A registered dietician at Children's Health, Melissa Fossier does not recommend putting children and teens on a keto diet unless there's a specific medical requirement. Per Harvard Health Publishing, the keto plan "centers on fat, which supplies as much as 90% of daily calories." Thus, the diet limits carbohydrates intake, which is essential for children, who need to be mentally and physically active. "Carbohydrates provide us with energy and important nutrients," explained Fossier.
"Children need carbohydrates for growth and development, to do homework, to read books, and to go outside and play," continued the dietitian. Naturally, Durlewanger's followers became concerned about the long-term impact the diet would have on her children's health. "It concerns me that your five and 11-year-old are keto. Every doctor and nutritionist I have ever talked to has said that keto is a diet only," noted one user.

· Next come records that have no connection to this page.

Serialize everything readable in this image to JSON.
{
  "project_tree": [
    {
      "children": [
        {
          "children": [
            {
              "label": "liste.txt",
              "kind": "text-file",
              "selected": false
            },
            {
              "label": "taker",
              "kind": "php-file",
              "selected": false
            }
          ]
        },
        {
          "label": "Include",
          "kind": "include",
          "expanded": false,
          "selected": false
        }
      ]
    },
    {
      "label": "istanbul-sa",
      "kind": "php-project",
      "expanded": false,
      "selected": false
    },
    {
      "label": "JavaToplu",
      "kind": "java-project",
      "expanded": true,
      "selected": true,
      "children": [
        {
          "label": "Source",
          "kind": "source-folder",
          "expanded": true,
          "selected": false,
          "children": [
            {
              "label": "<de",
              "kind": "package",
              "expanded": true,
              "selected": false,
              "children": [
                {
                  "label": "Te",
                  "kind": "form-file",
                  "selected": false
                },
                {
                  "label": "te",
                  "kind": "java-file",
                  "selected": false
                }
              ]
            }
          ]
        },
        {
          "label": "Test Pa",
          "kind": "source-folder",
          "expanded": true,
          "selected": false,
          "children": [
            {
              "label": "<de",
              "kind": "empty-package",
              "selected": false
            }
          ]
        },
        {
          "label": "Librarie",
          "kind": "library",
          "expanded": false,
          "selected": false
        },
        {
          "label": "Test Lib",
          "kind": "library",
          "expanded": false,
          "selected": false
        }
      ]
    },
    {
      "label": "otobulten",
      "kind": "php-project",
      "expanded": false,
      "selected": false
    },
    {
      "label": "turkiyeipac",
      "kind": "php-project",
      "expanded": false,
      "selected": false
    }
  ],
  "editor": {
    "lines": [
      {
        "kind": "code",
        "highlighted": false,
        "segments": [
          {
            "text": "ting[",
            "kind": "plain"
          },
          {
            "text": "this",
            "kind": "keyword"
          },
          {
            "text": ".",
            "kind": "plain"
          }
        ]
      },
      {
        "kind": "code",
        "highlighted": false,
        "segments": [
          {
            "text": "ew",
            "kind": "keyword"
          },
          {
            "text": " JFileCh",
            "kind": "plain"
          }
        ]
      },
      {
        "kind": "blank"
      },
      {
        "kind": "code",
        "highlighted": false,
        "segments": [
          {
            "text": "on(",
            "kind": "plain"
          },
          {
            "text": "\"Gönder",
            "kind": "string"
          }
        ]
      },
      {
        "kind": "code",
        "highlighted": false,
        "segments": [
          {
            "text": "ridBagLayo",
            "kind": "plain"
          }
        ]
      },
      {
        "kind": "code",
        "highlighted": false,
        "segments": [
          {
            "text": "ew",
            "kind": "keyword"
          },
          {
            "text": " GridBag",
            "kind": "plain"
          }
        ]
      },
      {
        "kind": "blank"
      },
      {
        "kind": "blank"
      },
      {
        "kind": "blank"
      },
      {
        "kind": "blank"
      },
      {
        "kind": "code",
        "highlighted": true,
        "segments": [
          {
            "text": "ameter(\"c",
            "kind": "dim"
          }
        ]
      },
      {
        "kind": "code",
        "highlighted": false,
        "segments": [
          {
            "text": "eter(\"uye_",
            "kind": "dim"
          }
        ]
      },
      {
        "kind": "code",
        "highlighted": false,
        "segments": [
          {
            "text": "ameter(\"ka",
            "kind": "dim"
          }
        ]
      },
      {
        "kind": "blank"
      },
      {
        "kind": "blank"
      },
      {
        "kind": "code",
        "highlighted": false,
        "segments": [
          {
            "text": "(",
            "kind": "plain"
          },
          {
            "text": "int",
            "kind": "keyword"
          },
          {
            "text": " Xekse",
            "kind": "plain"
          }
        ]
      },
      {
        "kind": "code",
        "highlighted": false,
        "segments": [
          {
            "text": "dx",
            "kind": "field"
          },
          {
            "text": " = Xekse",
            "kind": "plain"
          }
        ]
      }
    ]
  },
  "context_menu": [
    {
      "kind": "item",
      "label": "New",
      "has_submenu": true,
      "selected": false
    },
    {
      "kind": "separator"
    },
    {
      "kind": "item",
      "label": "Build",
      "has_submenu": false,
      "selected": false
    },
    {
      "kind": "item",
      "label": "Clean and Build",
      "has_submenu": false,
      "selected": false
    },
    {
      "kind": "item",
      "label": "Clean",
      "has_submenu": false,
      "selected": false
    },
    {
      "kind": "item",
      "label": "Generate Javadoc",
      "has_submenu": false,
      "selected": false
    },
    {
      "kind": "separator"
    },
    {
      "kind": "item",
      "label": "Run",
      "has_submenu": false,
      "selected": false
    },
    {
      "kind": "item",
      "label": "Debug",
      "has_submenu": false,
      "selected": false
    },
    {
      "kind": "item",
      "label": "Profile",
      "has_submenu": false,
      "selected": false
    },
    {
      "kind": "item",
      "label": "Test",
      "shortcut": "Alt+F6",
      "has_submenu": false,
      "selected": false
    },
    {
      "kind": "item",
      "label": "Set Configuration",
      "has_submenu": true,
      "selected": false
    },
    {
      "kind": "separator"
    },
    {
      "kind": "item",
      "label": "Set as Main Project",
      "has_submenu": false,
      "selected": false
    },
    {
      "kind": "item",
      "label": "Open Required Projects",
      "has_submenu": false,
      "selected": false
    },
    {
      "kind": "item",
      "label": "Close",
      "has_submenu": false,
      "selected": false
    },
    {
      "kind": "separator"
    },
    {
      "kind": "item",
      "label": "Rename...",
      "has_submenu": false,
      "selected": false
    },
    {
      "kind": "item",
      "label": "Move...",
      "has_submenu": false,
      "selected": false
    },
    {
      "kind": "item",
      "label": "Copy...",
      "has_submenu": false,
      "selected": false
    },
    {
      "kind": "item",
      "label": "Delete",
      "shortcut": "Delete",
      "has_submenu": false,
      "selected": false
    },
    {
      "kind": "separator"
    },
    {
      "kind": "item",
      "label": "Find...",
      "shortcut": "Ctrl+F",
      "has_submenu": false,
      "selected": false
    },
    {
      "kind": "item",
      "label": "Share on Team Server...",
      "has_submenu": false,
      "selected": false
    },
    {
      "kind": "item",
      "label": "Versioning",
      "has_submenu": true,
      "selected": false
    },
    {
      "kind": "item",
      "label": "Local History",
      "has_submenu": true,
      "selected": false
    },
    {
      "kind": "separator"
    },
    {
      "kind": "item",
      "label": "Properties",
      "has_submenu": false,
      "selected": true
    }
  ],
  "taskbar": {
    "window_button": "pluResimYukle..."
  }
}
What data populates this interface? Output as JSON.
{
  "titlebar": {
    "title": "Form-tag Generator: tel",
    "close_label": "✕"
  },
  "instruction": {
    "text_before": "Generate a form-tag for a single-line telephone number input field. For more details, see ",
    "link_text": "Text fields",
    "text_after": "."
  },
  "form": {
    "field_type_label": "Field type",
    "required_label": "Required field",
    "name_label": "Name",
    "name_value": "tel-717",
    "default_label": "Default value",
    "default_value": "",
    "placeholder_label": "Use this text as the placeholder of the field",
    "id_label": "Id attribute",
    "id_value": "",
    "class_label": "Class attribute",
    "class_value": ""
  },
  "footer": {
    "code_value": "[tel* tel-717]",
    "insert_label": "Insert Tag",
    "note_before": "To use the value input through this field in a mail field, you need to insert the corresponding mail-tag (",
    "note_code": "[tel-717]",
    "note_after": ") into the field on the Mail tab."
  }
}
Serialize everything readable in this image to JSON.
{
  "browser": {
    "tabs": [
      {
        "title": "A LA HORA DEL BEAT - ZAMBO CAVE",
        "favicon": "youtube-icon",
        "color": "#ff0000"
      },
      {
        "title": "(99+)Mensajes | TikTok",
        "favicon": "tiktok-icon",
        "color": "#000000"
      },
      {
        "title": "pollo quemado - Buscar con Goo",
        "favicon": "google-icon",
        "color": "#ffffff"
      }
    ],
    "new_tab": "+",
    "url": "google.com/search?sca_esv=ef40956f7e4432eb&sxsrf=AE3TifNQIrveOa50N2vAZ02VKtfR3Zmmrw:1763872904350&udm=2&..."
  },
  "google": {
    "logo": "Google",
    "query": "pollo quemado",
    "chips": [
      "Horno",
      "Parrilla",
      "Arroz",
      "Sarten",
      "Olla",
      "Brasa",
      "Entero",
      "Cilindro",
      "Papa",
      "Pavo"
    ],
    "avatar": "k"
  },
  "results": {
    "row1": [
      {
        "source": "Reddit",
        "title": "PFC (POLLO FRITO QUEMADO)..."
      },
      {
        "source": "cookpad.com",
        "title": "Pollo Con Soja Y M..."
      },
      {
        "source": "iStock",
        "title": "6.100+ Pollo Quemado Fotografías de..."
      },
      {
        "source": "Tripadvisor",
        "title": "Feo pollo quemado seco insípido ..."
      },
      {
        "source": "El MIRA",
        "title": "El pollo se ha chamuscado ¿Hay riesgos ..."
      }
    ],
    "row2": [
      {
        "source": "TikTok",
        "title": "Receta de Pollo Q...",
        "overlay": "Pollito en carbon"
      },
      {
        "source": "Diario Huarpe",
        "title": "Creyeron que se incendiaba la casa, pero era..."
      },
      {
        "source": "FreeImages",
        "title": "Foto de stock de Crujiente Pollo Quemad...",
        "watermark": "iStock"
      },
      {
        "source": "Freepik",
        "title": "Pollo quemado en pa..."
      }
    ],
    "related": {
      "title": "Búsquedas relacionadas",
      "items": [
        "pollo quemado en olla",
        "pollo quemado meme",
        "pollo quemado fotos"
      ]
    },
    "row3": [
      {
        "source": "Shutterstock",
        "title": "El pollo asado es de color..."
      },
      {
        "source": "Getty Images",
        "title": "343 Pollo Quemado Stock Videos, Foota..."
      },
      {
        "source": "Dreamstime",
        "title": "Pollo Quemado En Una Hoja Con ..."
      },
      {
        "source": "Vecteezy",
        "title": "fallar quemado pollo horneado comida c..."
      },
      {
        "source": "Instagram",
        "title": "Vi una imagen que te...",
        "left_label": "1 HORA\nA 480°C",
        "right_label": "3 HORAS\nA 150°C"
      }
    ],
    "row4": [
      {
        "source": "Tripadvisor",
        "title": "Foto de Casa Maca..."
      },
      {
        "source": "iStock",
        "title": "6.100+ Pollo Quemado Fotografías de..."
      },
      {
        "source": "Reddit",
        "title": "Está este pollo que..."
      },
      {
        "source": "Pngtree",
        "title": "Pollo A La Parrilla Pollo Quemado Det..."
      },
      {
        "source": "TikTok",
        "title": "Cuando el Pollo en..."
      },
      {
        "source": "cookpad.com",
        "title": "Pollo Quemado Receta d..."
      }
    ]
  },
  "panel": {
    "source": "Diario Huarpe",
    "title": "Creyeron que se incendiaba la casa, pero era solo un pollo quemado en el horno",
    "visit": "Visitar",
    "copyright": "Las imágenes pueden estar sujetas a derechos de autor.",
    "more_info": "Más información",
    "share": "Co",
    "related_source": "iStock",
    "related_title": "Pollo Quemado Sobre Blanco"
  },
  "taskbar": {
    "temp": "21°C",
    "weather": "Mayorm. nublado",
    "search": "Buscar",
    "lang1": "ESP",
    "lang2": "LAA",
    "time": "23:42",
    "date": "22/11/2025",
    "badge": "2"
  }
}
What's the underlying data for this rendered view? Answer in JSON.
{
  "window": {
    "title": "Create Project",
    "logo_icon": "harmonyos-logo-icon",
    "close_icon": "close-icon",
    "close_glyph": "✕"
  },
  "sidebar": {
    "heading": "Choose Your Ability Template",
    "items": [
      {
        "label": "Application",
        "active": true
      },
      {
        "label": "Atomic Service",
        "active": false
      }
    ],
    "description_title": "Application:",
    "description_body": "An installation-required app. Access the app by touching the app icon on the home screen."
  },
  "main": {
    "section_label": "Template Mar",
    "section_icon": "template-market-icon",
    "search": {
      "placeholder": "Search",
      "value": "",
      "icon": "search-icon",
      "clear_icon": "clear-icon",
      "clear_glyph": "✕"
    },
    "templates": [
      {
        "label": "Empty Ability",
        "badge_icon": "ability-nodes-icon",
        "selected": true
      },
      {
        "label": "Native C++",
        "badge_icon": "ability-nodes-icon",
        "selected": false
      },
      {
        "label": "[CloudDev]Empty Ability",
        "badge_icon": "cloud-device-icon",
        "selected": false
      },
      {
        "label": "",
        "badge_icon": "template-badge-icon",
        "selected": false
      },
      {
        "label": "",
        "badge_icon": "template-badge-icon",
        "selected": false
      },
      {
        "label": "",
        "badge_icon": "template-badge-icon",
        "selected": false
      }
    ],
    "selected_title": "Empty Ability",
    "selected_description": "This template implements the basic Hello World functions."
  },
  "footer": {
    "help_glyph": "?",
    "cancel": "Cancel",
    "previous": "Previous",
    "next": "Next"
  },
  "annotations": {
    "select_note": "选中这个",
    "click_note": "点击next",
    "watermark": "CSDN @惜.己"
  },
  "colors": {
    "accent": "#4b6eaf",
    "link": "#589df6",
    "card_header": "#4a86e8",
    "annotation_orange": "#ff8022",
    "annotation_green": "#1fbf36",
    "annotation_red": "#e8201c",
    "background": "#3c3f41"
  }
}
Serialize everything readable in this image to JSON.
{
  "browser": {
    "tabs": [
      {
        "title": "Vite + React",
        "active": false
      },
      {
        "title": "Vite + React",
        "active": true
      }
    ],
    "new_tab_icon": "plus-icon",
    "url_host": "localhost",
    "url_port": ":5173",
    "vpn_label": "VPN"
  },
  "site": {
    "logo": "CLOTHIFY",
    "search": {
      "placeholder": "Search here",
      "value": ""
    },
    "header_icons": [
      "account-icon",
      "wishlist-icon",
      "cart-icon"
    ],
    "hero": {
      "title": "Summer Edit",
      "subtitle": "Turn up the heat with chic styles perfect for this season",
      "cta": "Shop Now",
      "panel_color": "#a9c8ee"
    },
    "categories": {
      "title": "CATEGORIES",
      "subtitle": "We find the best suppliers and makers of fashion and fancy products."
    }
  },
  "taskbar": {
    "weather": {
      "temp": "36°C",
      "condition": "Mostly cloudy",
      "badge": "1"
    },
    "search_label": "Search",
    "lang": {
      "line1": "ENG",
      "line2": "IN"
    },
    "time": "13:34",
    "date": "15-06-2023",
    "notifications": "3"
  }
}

"Great. That child is going to develop an eating disorder and clogged arteries. Why is an 11-year-old on a keto diet?" asked another. A third chimed in, "Don't do this. My parents put me on the Atkins diet with them and my body hates me so much now, and I don't know how to eat properly. I never felt full." Responding to the criticism, Durlewanger uploaded another video where she explained her reasons behind putting her kids on a keto diet. "If your child is not on a diet, what is wrong with you?" she said.
"We have to feed our kids, I know they want to eat all the time but we literally have to feed them – your child has to be on a diet. A diet is just food or drink that you consistently consume – habitual nourishment. A diet is not synonymous with weight loss, a diet is not even synonymous with restriction. We never use the word 'diet' in our videos." She also argued that "it is entirely possible to be keto and lose absolutely no weight" or "stay absolutely the same."
Cover image source: TikTok | @houseofketo